Final exams are mercifully over and it is time for merry-making - going to see films, to restaurants or even out of the city. But for the younger siblings of those taking the board examinations, holiday time is full of "Shh, don't make noise" because 'bhaiya' or 'didi' is studying.
Most schools are done with their final examinations and this is the time when the holidays are really "freeee" - no boring homework, no projects and, more important, no studying for tests.
With the board examinations ending late this week and the new academic year to start April 1, the younger siblings have still to wait to "freak out".
For 11-year-old Arvind Krishnan, his plans to call friends over have been turned down by his parents. "It is just not fair. My exams ended last week, and it is my right to enjoy my real free time. But with elder brother's board exams on, my parents have banned my playing on the computer as he might get distracted. I have also been told to watch TV with the volume at a minimum," said a visibly unhappy Arvind.
An avid computer gamer, Arvind had planned to catch up with his favourite video games after his exams got over as well as watch movies. But mama said a firm "no".
"I feel sorry for him, but what can I do. My elder son is taking his Class 10 boards and gets inevitably drawn to the computer whenever Arvind decides to play. So, I have pleaded with him not to play on the computer," explained his mother Mina.

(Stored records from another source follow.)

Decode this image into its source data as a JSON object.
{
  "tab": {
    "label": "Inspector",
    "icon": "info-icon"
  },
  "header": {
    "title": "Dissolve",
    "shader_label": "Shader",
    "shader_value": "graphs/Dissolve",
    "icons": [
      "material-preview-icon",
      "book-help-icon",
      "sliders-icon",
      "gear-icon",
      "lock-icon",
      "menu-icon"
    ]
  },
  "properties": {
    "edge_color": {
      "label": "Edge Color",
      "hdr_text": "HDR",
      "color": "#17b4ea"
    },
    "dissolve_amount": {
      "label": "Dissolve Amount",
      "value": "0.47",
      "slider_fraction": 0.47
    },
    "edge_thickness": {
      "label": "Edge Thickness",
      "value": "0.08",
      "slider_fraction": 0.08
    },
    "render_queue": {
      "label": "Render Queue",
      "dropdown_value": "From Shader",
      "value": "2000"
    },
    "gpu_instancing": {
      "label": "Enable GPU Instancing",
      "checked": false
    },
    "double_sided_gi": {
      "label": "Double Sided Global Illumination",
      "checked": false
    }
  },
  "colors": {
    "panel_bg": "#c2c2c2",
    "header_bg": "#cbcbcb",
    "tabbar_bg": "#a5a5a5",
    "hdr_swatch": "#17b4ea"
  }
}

The Class 10 board exams end March 27, leaving Arvind with just a few days before he begins Class 6 on April 1. In the meantime, books have to be bought for the new class - and covered with brown paper and plastic sheet, a time consuming affair for most parents.
Satyajit Ghosh, who goes to Class 4 in the new session, has resignedly put up with his elder sister's board exams. His parents have promised him a holiday during the summer vacations. But with many schools beginning their Class 11 lessons even before the board results are announced in mid-May, Satyajit's hopes of going on the promised holiday might just not take off as his sister would be neck deep into studies.
Aishwarya Jaishankar, who goes to Class 5 this session, gets just two days to go out with her parents and elder brother. Her elder brother's Class 12 board exams end March 26 and her new class begins March 28.
"She is okay about it. There is no other way out, I guess," says her father Jaishankar. "We've promised the children a good holiday during the summer break."
The month-long board exams have also begun telling on the patience of the students taking them. "I wish the exams would end, it is beginning to get so boring. I am tired of studying," said Srikant V., who has only two papers to take - Science on March 25 and MCQ or Multiple Choice Questions on Science on March 27 - before his Class 10 board exams end.
For the parents too, it is a relief each time their wards finish a paper. "It's four papers over, and two more to go. I'm counting the days when my daughter finishes her board exams," said a tense Meenakshi Loomba, who has been trying to help daughter Ritu with some of the subjects for the Class 10 exams.
(Ranjana Narayan can be contacted at firstname.lastname@example.org)